START DATASET EXCERPTS

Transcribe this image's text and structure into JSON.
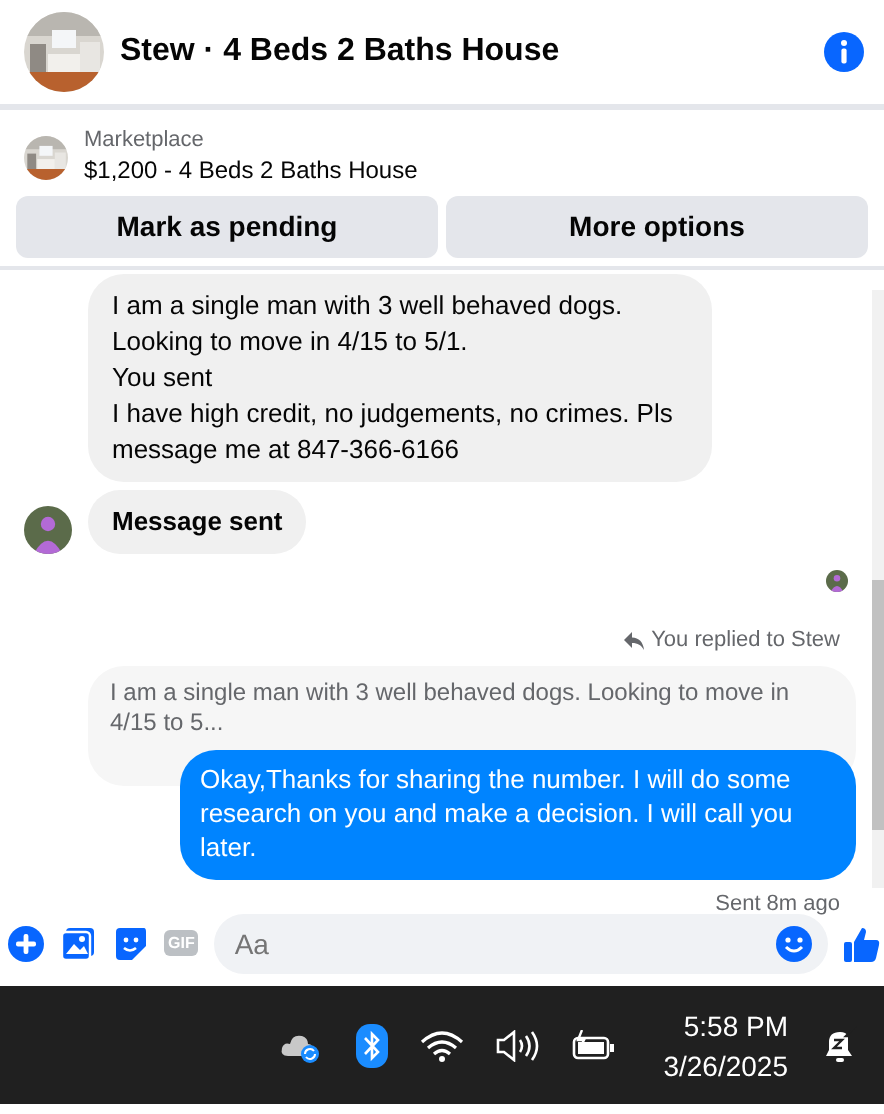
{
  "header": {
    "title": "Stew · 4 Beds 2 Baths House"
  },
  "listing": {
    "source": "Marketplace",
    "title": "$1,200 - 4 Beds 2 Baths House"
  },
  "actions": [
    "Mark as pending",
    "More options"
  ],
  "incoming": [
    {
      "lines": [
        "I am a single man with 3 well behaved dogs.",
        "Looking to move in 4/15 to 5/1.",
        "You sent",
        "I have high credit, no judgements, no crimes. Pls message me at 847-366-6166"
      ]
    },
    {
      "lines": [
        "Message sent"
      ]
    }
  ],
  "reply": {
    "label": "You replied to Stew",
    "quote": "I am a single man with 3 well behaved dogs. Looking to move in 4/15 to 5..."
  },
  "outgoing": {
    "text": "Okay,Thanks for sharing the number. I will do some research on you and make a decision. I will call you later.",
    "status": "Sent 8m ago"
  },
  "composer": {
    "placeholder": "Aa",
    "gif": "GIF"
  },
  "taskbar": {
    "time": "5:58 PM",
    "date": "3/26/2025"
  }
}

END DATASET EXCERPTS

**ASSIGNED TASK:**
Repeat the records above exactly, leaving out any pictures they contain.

**RESULT FOR THIS TASK:**
Transcribe this image's text and structure into JSON.
{
  "header": {
    "title": "Stew · 4 Beds 2 Baths House"
  },
  "listing": {
    "source": "Marketplace",
    "title": "$1,200 - 4 Beds 2 Baths House"
  },
  "actions": [
    "Mark as pending",
    "More options"
  ],
  "incoming": [
    {
      "lines": [
        "I am a single man with 3 well behaved dogs.",
        "Looking to move in 4/15 to 5/1.",
        "You sent",
        "I have high credit, no judgements, no crimes. Pls message me at 847-366-6166"
      ]
    },
    {
      "lines": [
        "Message sent"
      ]
    }
  ],
  "reply": {
    "label": "You replied to Stew",
    "quote": "I am a single man with 3 well behaved dogs. Looking to move in 4/15 to 5..."
  },
  "outgoing": {
    "text": "Okay,Thanks for sharing the number. I will do some research on you and make a decision. I will call you later.",
    "status": "Sent 8m ago"
  },
  "composer": {
    "placeholder": "Aa",
    "gif": "GIF"
  },
  "taskbar": {
    "time": "5:58 PM",
    "date": "3/26/2025"
  }
}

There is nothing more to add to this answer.